A Seattle elementary school canceled its annual Halloween parade this year over concerns that it would “marginalize students of color who do not celebrate the holiday.”
Benjamin Franklin Day Elementary School said its “Racial Equity Team” determined that the annual Halloween parade is not inclusive enough since many minority students do not celebrate the holiday.
“Historically, the Pumpkin Parade marginalizes students of color who do not celebrate the holiday,” a Seattle Public Schools spokeswoman said in a statement, according to reporter Jason Rantz.
“Specifically, these students have requested to be isolated on campus while the event took place,” Rantz continued. “There are numerous community and neighborhood events where students and families who wish to can celebrate Halloween.”
As part of the decision to cancel the parade, school officials also informed parents that students would not be allowed to wear Halloween costumes to school to avoid making minority students “uncomfortable.”
The school noted that its decision to cancel the parade only has to do with “protecting” students of color, and that the pandemic had nothing to do with it.
“In alliance with SPS’s unwavering commitment to students of color, specifically African American males, the staff is committed to supplanting the Pumpkin Parade with more inclusive and educational opportunities during the school day,” the school added.
Benjamin Franklin Day’s principal, Stanley Jaskot, claimed Halloween is a “complicated” holiday for schools all over the country.
“Yes, I agree this event marginalized our students of color,” he said.
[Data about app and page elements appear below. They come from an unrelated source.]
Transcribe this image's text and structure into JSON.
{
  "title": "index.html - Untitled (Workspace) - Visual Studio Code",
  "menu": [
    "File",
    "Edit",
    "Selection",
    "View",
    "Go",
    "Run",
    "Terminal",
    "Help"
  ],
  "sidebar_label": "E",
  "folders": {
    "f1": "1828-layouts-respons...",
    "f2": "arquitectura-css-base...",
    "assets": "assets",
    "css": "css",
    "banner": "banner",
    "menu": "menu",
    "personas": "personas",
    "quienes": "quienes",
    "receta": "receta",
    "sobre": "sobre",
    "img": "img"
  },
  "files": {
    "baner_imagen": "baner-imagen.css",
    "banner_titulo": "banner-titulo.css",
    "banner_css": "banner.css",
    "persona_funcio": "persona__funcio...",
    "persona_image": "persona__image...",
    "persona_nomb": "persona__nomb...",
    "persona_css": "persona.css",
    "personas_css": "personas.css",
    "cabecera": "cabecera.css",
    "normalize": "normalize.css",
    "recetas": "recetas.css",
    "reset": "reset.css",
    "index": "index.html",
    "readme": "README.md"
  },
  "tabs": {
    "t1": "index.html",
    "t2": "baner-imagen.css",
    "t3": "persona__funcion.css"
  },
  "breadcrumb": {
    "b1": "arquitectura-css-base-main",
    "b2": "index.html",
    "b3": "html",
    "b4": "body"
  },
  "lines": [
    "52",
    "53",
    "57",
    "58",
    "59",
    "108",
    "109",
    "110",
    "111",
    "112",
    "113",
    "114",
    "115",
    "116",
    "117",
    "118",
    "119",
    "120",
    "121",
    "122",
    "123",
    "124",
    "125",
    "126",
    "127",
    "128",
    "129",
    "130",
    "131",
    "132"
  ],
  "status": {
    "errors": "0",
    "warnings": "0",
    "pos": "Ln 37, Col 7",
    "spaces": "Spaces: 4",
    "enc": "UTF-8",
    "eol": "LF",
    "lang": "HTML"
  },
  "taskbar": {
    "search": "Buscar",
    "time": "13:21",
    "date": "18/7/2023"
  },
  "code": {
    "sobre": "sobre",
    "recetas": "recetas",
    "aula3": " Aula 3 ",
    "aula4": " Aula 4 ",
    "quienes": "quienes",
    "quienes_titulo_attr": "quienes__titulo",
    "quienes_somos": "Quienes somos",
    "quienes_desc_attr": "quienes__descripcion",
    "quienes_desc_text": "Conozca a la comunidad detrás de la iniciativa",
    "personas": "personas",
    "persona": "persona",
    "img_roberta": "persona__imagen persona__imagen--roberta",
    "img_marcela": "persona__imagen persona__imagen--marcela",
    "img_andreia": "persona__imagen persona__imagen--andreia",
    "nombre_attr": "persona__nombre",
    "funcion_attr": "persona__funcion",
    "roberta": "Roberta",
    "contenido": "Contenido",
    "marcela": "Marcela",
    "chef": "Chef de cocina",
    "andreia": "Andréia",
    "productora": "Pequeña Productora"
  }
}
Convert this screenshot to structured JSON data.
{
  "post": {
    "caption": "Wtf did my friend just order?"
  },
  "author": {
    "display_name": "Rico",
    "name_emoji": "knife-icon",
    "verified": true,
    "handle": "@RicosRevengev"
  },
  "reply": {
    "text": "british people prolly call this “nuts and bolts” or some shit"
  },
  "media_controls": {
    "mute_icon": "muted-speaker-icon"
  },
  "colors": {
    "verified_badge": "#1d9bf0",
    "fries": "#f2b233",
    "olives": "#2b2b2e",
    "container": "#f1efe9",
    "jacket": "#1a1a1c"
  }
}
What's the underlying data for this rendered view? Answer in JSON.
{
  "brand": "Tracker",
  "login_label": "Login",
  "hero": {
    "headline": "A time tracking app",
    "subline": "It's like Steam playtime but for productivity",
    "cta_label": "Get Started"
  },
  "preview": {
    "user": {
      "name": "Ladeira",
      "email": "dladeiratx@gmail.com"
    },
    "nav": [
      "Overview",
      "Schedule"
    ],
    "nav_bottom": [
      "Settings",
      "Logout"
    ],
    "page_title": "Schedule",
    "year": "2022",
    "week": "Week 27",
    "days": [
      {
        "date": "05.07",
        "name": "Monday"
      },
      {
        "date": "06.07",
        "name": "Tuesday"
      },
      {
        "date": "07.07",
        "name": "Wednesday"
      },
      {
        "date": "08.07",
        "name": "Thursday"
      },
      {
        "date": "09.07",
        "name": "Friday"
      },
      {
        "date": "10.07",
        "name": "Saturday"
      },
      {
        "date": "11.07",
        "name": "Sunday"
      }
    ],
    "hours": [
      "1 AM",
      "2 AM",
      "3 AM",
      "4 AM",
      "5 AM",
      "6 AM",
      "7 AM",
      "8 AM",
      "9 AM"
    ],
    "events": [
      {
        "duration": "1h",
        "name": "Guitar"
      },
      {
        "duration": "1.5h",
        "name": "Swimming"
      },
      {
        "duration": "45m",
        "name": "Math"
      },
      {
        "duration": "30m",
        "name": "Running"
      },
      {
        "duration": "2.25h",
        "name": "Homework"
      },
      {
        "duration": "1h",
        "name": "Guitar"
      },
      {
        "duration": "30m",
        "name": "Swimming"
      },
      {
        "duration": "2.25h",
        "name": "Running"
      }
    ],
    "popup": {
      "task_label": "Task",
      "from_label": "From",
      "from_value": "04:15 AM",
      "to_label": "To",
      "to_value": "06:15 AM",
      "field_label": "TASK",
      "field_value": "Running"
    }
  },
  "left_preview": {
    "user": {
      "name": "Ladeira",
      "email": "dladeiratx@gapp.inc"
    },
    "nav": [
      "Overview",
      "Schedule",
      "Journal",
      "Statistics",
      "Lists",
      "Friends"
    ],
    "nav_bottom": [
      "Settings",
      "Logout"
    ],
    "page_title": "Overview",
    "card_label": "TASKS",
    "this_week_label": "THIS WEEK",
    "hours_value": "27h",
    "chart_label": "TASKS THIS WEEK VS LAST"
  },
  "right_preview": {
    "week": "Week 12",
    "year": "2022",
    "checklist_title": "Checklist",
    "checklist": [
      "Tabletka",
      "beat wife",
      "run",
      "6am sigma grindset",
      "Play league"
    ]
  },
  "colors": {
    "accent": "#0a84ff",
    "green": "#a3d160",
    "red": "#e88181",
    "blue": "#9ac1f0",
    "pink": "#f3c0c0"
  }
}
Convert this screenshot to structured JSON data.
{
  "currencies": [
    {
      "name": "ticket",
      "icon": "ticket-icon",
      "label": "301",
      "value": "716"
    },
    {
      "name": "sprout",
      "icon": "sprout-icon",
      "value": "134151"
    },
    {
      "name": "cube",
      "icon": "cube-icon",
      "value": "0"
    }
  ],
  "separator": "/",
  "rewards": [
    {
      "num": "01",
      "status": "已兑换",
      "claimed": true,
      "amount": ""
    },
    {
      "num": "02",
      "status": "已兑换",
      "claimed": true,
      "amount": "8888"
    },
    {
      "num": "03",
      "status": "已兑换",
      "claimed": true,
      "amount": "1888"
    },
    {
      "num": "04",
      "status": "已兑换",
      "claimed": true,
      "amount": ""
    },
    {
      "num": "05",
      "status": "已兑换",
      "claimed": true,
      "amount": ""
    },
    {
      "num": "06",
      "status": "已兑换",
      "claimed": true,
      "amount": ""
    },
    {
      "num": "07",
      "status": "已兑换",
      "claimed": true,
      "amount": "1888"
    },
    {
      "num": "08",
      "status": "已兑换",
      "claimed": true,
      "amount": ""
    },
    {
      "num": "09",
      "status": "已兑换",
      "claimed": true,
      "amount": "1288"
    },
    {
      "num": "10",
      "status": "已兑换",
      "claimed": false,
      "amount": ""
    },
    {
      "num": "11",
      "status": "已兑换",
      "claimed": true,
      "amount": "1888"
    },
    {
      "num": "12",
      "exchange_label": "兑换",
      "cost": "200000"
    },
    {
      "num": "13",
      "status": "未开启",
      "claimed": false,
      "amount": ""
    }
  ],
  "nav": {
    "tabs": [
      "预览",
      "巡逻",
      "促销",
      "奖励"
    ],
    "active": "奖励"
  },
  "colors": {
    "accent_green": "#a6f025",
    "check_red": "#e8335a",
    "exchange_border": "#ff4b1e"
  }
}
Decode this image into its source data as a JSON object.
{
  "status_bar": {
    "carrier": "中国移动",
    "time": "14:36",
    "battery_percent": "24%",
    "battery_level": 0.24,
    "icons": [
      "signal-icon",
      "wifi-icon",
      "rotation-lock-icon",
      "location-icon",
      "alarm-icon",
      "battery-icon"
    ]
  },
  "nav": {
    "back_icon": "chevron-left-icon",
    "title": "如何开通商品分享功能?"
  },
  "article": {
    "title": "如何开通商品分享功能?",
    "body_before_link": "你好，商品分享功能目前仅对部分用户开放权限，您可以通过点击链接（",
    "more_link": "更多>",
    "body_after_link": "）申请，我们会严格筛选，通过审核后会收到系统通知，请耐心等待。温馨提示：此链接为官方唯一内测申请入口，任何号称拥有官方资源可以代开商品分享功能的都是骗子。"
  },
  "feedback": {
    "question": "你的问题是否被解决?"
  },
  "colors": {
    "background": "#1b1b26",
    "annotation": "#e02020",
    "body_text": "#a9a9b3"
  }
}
“Several of our students historically opted for an alternate activity in the library while the pumpkin parade took place,” he added. “This was an isolating situation and not consistent with our values of being an inclusive and safe place for all our students—especially students of color and those with a sensitivity to all the noise and excitement of the parade.”